Stored data entries

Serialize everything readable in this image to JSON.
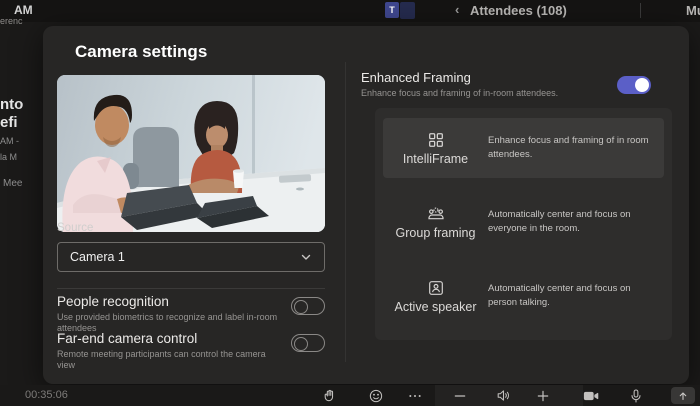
{
  "top_bar": {
    "time_fragment": "AM",
    "overflow_fragment": "erenc",
    "teams_logo_letter": "T",
    "attendees_label": "Attendees (108)",
    "back_chevron": "‹",
    "mute_fragment": "Mu"
  },
  "background_panel": {
    "fragment_1": "nto",
    "fragment_2": "efi",
    "fragment_3": "AM -",
    "fragment_4": "la M",
    "fragment_5": "Mee"
  },
  "dialog": {
    "title": "Camera settings",
    "source_label": "Source",
    "source_value": "Camera 1",
    "people_recognition": {
      "label": "People recognition",
      "description": "Use provided biometrics to recognize and label in-room attendees",
      "state": "off"
    },
    "far_end_camera_control": {
      "label": "Far-end camera control",
      "description": "Remote meeting participants can control the camera view",
      "state": "off"
    },
    "enhanced_framing": {
      "label": "Enhanced Framing",
      "description": "Enhance focus and framing of in-room attendees.",
      "state": "on"
    },
    "framing_options": [
      {
        "label": "IntelliFrame",
        "description": "Enhance focus and framing of in room attendees.",
        "icon": "grid-icon",
        "selected": true
      },
      {
        "label": "Group framing",
        "description": "Automatically center and focus on everyone in the room.",
        "icon": "group-icon",
        "selected": false
      },
      {
        "label": "Active speaker",
        "description": "Automatically center and focus on person talking.",
        "icon": "person-frame-icon",
        "selected": false
      }
    ]
  },
  "bottom_bar": {
    "timer": "00:35:06",
    "icons": [
      "raised-hand-icon",
      "emoji-icon",
      "more-icon",
      "minus-icon",
      "speaker-icon",
      "plus-icon",
      "camera-icon",
      "microphone-icon",
      "share-icon"
    ]
  },
  "colors": {
    "accent": "#5b5fc7",
    "dialog_bg": "#272625",
    "panel_bg": "#2e2d2c",
    "selected_card_bg": "#3b3a39"
  }
}
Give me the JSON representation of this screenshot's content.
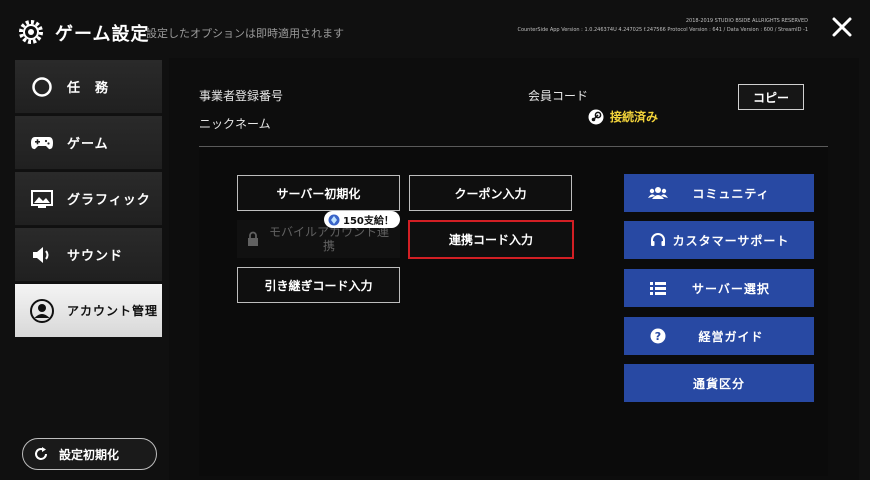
{
  "header": {
    "title": "ゲーム設定",
    "subtitle": "設定したオプションは即時適用されます",
    "copyright": "2018-2019 STUDIO BSIDE ALLRIGHTS RESERVED",
    "version": "CounterSide App Version : 1.0.246374U 4.247025 f.247566 Protocol Version : 641 / Data Version : 600 / StreamID -1"
  },
  "sidebar": {
    "items": [
      {
        "label": "任　務",
        "icon": "circle-icon"
      },
      {
        "label": "ゲーム",
        "icon": "gamepad-icon"
      },
      {
        "label": "グラフィック",
        "icon": "image-icon"
      },
      {
        "label": "サウンド",
        "icon": "speaker-icon"
      },
      {
        "label": "アカウント管理",
        "icon": "user-icon",
        "active": true
      }
    ],
    "reset_label": "設定初期化"
  },
  "account": {
    "business_number_label": "事業者登録番号",
    "nickname_label": "ニックネーム",
    "member_code_label": "会員コード",
    "copy_label": "コピー",
    "connected_label": "接続済み"
  },
  "buttons": {
    "server_reset": "サーバー初期化",
    "coupon": "クーポン入力",
    "mobile_link": "モバイルアカウント連携",
    "badge": "150支給！",
    "link_code": "連携コード入力",
    "transfer_code": "引き継ぎコード入力"
  },
  "links": [
    {
      "label": "コミュニティ",
      "icon": "people-icon"
    },
    {
      "label": "カスタマーサポート",
      "icon": "headset-icon"
    },
    {
      "label": "サーバー選択",
      "icon": "list-icon"
    },
    {
      "label": "経営ガイド",
      "icon": "help-icon"
    },
    {
      "label": "通貨区分",
      "icon": ""
    }
  ],
  "colors": {
    "accent_blue": "#2849a3",
    "highlight_red": "#d21f24",
    "connected_yellow": "#f2d33a"
  }
}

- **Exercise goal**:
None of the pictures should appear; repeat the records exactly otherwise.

- **Expected answer**:
Serialize everything readable in this image to JSON.
{
  "top_bar": {
    "time_fragment": "AM",
    "overflow_fragment": "erenc",
    "teams_logo_letter": "T",
    "attendees_label": "Attendees (108)",
    "back_chevron": "‹",
    "mute_fragment": "Mu"
  },
  "background_panel": {
    "fragment_1": "nto",
    "fragment_2": "efi",
    "fragment_3": "AM -",
    "fragment_4": "la M",
    "fragment_5": "Mee"
  },
  "dialog": {
    "title": "Camera settings",
    "source_label": "Source",
    "source_value": "Camera 1",
    "people_recognition": {
      "label": "People recognition",
      "description": "Use provided biometrics to recognize and label in-room attendees",
      "state": "off"
    },
    "far_end_camera_control": {
      "label": "Far-end camera control",
      "description": "Remote meeting participants can control the camera view",
      "state": "off"
    },
    "enhanced_framing": {
      "label": "Enhanced Framing",
      "description": "Enhance focus and framing of in-room attendees.",
      "state": "on"
    },
    "framing_options": [
      {
        "label": "IntelliFrame",
        "description": "Enhance focus and framing of in room attendees.",
        "icon": "grid-icon",
        "selected": true
      },
      {
        "label": "Group framing",
        "description": "Automatically center and focus on everyone in the room.",
        "icon": "group-icon",
        "selected": false
      },
      {
        "label": "Active speaker",
        "description": "Automatically center and focus on person talking.",
        "icon": "person-frame-icon",
        "selected": false
      }
    ]
  },
  "bottom_bar": {
    "timer": "00:35:06",
    "icons": [
      "raised-hand-icon",
      "emoji-icon",
      "more-icon",
      "minus-icon",
      "speaker-icon",
      "plus-icon",
      "camera-icon",
      "microphone-icon",
      "share-icon"
    ]
  },
  "colors": {
    "accent": "#5b5fc7",
    "dialog_bg": "#272625",
    "panel_bg": "#2e2d2c",
    "selected_card_bg": "#3b3a39"
  }
}
Give me the JSON representation of this screenshot's content.
{
  "header": {
    "title": "ゲーム設定",
    "subtitle": "設定したオプションは即時適用されます",
    "copyright": "2018-2019 STUDIO BSIDE ALLRIGHTS RESERVED",
    "version": "CounterSide App Version : 1.0.246374U 4.247025 f.247566 Protocol Version : 641 / Data Version : 600 / StreamID -1"
  },
  "sidebar": {
    "items": [
      {
        "label": "任　務",
        "icon": "circle-icon"
      },
      {
        "label": "ゲーム",
        "icon": "gamepad-icon"
      },
      {
        "label": "グラフィック",
        "icon": "image-icon"
      },
      {
        "label": "サウンド",
        "icon": "speaker-icon"
      },
      {
        "label": "アカウント管理",
        "icon": "user-icon",
        "active": true
      }
    ],
    "reset_label": "設定初期化"
  },
  "account": {
    "business_number_label": "事業者登録番号",
    "nickname_label": "ニックネーム",
    "member_code_label": "会員コード",
    "copy_label": "コピー",
    "connected_label": "接続済み"
  },
  "buttons": {
    "server_reset": "サーバー初期化",
    "coupon": "クーポン入力",
    "mobile_link": "モバイルアカウント連携",
    "badge": "150支給！",
    "link_code": "連携コード入力",
    "transfer_code": "引き継ぎコード入力"
  },
  "links": [
    {
      "label": "コミュニティ",
      "icon": "people-icon"
    },
    {
      "label": "カスタマーサポート",
      "icon": "headset-icon"
    },
    {
      "label": "サーバー選択",
      "icon": "list-icon"
    },
    {
      "label": "経営ガイド",
      "icon": "help-icon"
    },
    {
      "label": "通貨区分",
      "icon": ""
    }
  ],
  "colors": {
    "accent_blue": "#2849a3",
    "highlight_red": "#d21f24",
    "connected_yellow": "#f2d33a"
  }
}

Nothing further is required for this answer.